• _Exercise requirements_
The count of lines below that include the string "Consume" is the whole answer; write it alone.

[Web page and app entries]
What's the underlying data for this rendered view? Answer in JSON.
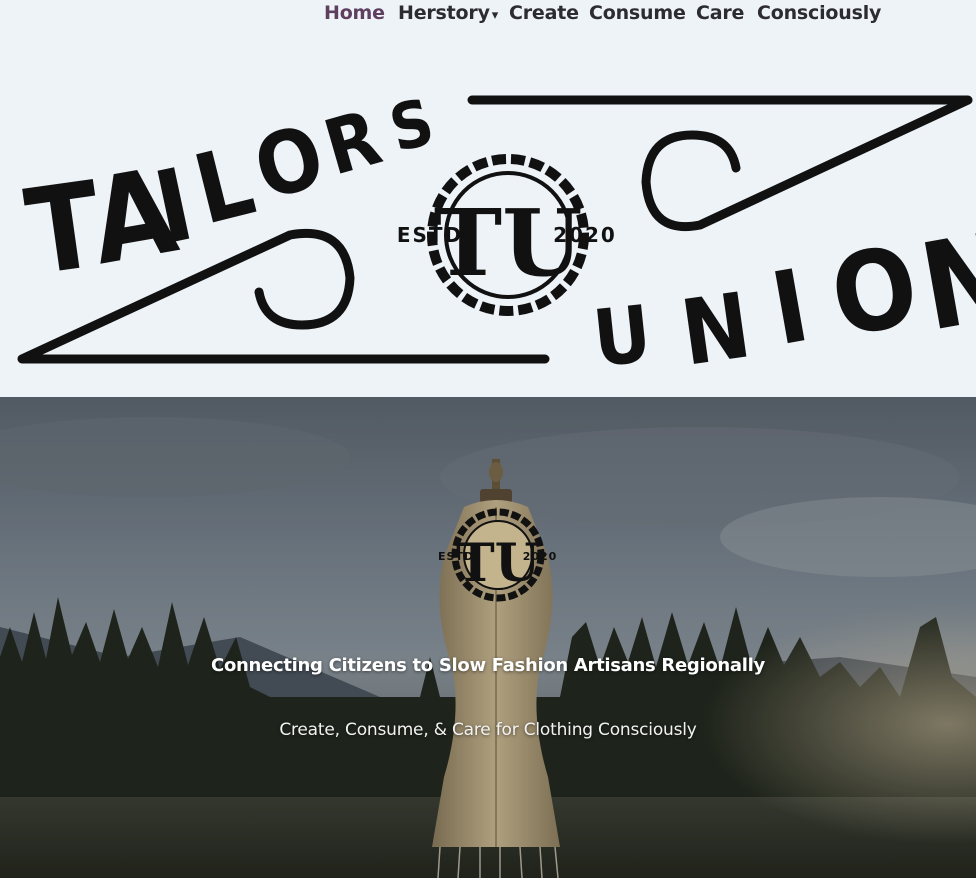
{
  "nav": {
    "items": [
      {
        "label": "Home",
        "active": true
      },
      {
        "label": "Herstory",
        "has_dropdown": true,
        "caret": "▾"
      },
      {
        "label": "Create"
      },
      {
        "label": "Consume"
      },
      {
        "label": "Care"
      },
      {
        "label": "Consciously"
      }
    ]
  },
  "logo": {
    "word_top": [
      "T",
      "A",
      "I",
      "L",
      "O",
      "R",
      "S"
    ],
    "word_bottom": [
      "U",
      "N",
      "I",
      "O",
      "N"
    ],
    "badge_letter": "TU",
    "estd_label": "ESTD",
    "estd_year": "2020"
  },
  "hero": {
    "badge": {
      "estd_label": "ESTD",
      "estd_year": "2020"
    },
    "heading": "Connecting Citizens to Slow Fashion Artisans Regionally",
    "subheading": "Create, Consume, & Care for Clothing Consciously"
  },
  "colors": {
    "page_bg": "#eef3f8",
    "nav_text": "#2b2b30",
    "nav_active": "#5e3f60",
    "logo_ink": "#111111",
    "hero_text": "#ffffff"
  }
}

• _Exercise response_
2